§ **DATA IN THIS EXERCISE**
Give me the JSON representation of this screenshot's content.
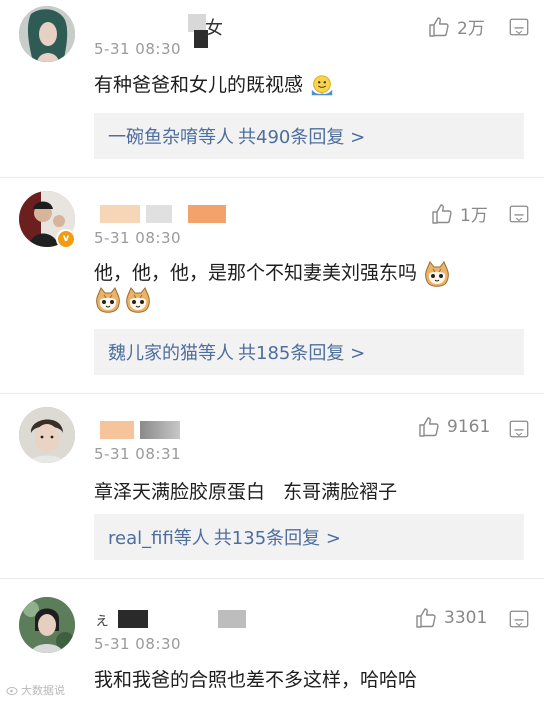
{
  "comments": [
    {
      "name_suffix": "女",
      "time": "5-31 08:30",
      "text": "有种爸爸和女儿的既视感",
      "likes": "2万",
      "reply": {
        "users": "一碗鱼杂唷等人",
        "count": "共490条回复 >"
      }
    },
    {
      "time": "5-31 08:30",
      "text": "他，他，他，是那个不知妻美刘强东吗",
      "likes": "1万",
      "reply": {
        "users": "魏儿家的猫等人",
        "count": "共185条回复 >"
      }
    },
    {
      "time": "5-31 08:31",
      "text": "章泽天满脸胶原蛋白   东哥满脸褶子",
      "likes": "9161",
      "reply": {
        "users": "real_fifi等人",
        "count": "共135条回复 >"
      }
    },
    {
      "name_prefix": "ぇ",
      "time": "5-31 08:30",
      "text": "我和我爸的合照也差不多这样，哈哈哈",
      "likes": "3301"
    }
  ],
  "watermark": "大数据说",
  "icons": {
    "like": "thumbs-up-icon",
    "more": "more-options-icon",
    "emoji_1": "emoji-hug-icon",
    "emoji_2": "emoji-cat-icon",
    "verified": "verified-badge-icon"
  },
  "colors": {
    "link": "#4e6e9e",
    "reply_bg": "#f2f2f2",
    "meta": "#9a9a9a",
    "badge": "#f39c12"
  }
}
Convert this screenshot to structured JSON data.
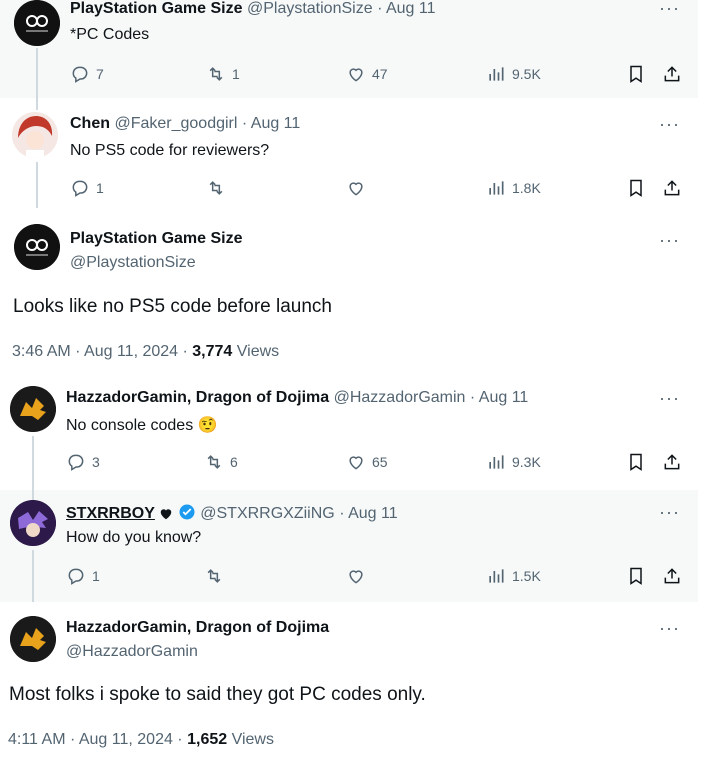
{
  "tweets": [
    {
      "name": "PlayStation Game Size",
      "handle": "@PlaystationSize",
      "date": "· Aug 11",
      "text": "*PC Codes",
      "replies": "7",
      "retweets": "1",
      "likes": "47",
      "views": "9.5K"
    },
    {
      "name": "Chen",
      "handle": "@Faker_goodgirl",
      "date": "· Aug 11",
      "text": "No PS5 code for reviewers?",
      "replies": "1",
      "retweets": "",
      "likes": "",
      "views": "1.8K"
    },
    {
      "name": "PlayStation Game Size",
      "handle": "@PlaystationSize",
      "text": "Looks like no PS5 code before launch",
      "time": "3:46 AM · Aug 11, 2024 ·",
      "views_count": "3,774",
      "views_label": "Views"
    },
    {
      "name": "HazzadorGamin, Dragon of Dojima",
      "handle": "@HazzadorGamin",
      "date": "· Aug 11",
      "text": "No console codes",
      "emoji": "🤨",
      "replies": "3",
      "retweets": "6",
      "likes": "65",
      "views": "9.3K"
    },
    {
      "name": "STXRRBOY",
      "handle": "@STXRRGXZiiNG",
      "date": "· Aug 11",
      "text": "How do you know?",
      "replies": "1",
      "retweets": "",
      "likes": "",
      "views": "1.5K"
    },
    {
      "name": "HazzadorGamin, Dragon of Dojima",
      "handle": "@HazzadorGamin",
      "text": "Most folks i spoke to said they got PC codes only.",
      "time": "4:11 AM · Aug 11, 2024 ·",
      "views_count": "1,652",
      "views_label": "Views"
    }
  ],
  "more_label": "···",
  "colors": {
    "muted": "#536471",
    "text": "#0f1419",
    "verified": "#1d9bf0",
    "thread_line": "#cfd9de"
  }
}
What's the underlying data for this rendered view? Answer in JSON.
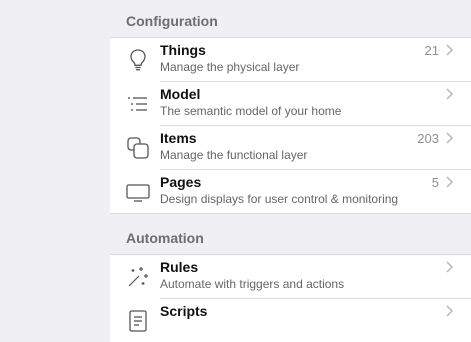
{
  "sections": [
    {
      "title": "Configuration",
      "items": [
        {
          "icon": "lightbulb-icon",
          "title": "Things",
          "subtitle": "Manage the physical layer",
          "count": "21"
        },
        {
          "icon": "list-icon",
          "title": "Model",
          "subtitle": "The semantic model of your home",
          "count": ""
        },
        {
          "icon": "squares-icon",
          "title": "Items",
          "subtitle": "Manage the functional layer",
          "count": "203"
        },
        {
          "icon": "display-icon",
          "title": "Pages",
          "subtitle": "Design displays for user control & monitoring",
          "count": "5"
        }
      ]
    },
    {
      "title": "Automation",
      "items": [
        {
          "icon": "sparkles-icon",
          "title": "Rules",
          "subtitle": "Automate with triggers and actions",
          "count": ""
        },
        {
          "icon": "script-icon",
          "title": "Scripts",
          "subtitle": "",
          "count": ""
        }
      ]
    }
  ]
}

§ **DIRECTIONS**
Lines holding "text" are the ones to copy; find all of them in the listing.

§ **RESPONSE AREA**
      "text": "有种爸爸和女儿的既视感",
      "text": "他，他，他，是那个不知妻美刘强东吗",
      "text": "章泽天满脸胶原蛋白   东哥满脸褶子",
      "text": "我和我爸的合照也差不多这样，哈哈哈",
      "text": "*PC Codes",
      "text": "No PS5 code for reviewers?",
      "text": "Looks like no PS5 code before launch",
      "text": "No console codes",
      "text": "How do you know?",
      "text": "Most folks i spoke to said they got PC codes only.",
    "text": "#0f1419",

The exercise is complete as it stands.